Last winter, City State Entertainment announced it’d received a big cash investment and put a date on Camelot Unchained’s beta one: July 4th, 2018. At the time, the beta was already three years late, as the studio struggled to find programmers, completely refactored large chunks of its ability system, and ultimately opened up a second studio in Seattle, and I think it’s fair to say that patience has thinned out along the way.
But as we’ve been reporting for the last few weeks, while the team was originally on schedule, GDPR compliance requirements created a huge setback for the beta as key employees worked on dealing with bureaucracy instead of fixing mission-critical bugs.

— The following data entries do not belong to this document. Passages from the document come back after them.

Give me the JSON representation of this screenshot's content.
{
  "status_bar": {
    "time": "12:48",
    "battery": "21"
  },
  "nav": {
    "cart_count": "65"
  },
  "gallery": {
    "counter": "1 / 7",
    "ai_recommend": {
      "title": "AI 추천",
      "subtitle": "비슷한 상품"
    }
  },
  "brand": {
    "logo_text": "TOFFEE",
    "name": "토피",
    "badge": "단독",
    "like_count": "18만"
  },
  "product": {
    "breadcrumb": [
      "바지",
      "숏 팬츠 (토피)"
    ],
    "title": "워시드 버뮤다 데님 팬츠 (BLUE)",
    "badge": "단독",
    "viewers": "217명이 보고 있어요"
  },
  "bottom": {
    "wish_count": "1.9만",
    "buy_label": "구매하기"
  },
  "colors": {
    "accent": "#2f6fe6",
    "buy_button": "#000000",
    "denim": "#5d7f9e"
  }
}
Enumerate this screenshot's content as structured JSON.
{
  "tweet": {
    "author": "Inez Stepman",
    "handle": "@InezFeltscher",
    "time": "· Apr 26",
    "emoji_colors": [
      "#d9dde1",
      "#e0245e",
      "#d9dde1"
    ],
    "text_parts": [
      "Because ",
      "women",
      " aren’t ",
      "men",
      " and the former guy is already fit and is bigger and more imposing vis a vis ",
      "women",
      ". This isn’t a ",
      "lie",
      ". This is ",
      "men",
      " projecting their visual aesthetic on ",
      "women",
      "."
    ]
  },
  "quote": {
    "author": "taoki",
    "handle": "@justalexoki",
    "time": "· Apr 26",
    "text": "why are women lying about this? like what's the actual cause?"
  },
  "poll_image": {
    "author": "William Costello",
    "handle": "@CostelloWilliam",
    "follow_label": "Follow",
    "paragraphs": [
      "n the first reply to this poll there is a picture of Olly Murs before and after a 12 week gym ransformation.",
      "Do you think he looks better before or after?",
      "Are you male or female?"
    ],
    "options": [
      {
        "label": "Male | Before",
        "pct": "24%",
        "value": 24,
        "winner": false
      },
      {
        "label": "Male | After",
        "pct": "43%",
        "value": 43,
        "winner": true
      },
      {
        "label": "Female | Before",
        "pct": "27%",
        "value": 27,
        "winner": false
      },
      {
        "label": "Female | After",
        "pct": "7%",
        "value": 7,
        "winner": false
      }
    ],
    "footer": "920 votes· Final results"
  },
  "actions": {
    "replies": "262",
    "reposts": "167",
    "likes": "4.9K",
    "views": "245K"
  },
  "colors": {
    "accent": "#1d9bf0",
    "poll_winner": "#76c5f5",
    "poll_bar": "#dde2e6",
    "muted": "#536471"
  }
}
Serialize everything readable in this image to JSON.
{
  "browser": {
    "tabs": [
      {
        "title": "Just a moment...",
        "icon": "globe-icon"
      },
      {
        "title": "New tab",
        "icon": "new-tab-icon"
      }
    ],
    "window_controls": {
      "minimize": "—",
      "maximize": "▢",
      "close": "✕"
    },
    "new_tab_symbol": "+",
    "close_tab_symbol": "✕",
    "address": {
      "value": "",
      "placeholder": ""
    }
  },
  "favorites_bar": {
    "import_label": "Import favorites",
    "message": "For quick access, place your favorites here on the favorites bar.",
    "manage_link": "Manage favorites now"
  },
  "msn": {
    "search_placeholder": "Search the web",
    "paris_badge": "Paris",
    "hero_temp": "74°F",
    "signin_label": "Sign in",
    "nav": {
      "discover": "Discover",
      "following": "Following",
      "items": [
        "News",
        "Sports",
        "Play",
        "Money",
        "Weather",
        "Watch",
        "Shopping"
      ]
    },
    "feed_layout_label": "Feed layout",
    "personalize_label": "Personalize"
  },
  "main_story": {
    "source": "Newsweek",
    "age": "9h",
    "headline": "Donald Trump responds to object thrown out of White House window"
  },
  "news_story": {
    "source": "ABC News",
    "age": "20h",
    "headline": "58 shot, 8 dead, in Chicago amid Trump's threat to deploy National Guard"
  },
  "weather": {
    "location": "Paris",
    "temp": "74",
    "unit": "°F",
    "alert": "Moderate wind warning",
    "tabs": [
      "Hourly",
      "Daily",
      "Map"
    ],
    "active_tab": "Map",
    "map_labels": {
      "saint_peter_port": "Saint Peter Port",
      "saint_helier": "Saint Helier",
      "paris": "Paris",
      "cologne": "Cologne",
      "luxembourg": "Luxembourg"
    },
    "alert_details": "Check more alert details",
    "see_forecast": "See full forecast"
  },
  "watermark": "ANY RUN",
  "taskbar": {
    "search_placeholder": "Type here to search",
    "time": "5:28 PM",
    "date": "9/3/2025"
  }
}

Consequently, as CSE’s Mark Jacobs notes in yesterday’s stream, whether or not the beta actually launches Wednesday is still “too close to call.”
Jacobs tells fans that the studio is down to a list of 40 bugs it’s still crunching on – yes, they’re crunching this weekend – and they’ll be conducting large-scale testing all weekend, which will determine whether beta one is happening on time. (The next mini-test begins right as this post goes live, in fact.)
“The good news is, no matter what happens, whether we make beta one on Wednesday or we miss beta one on Wednesday, the version you get is going to be so much better than many other games have launched with in terms of stability, in terms of bugs,” Jacobs says. “We have no intention of launching beta one with the number of bugs that we had, […] and if we end of delaying, that will continue to be the focus. We have zero plans to add any scope.”
“Our refund percentage is at 3.8% of total pledges. That’s a really small number, especially after 5 years. You know that we are still paying refunds and still have a no questions asked policy. We’re slow, but we always pay off and don’t make people jump through hoops. The last two months we’ve seen a more than doubling of number of new pledges. In June, we’ve received almost 4x the number of donations in January.”